Provided material

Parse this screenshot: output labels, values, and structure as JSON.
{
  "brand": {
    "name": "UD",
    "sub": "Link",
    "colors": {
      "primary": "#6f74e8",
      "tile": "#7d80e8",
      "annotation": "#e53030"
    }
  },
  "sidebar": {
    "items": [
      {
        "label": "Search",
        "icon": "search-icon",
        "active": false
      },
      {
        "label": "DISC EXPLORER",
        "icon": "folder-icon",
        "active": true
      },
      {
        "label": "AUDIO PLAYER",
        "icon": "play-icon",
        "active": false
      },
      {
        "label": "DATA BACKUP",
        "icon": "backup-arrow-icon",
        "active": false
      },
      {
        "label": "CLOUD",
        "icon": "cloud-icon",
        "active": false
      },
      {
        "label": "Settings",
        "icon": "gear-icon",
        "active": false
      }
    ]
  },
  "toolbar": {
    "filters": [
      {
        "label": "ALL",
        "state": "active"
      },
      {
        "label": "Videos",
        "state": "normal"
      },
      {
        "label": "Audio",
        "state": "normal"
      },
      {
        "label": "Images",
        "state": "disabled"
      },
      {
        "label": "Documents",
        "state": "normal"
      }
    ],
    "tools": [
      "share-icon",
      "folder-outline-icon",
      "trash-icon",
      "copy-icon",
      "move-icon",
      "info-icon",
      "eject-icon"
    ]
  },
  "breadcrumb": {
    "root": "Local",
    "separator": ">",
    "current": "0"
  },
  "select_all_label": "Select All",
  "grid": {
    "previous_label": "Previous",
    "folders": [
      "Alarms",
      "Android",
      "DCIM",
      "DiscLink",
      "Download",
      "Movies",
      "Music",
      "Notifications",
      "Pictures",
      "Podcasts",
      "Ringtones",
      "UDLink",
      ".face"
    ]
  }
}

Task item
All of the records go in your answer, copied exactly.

Task result
Parse this screenshot: output labels, values, and structure as JSON.
{
  "brand": {
    "name": "UD",
    "sub": "Link",
    "colors": {
      "primary": "#6f74e8",
      "tile": "#7d80e8",
      "annotation": "#e53030"
    }
  },
  "sidebar": {
    "items": [
      {
        "label": "Search",
        "icon": "search-icon",
        "active": false
      },
      {
        "label": "DISC EXPLORER",
        "icon": "folder-icon",
        "active": true
      },
      {
        "label": "AUDIO PLAYER",
        "icon": "play-icon",
        "active": false
      },
      {
        "label": "DATA BACKUP",
        "icon": "backup-arrow-icon",
        "active": false
      },
      {
        "label": "CLOUD",
        "icon": "cloud-icon",
        "active": false
      },
      {
        "label": "Settings",
        "icon": "gear-icon",
        "active": false
      }
    ]
  },
  "toolbar": {
    "filters": [
      {
        "label": "ALL",
        "state": "active"
      },
      {
        "label": "Videos",
        "state": "normal"
      },
      {
        "label": "Audio",
        "state": "normal"
      },
      {
        "label": "Images",
        "state": "disabled"
      },
      {
        "label": "Documents",
        "state": "normal"
      }
    ],
    "tools": [
      "share-icon",
      "folder-outline-icon",
      "trash-icon",
      "copy-icon",
      "move-icon",
      "info-icon",
      "eject-icon"
    ]
  },
  "breadcrumb": {
    "root": "Local",
    "separator": ">",
    "current": "0"
  },
  "select_all_label": "Select All",
  "grid": {
    "previous_label": "Previous",
    "folders": [
      "Alarms",
      "Android",
      "DCIM",
      "DiscLink",
      "Download",
      "Movies",
      "Music",
      "Notifications",
      "Pictures",
      "Podcasts",
      "Ringtones",
      "UDLink",
      ".face"
    ]
  }
}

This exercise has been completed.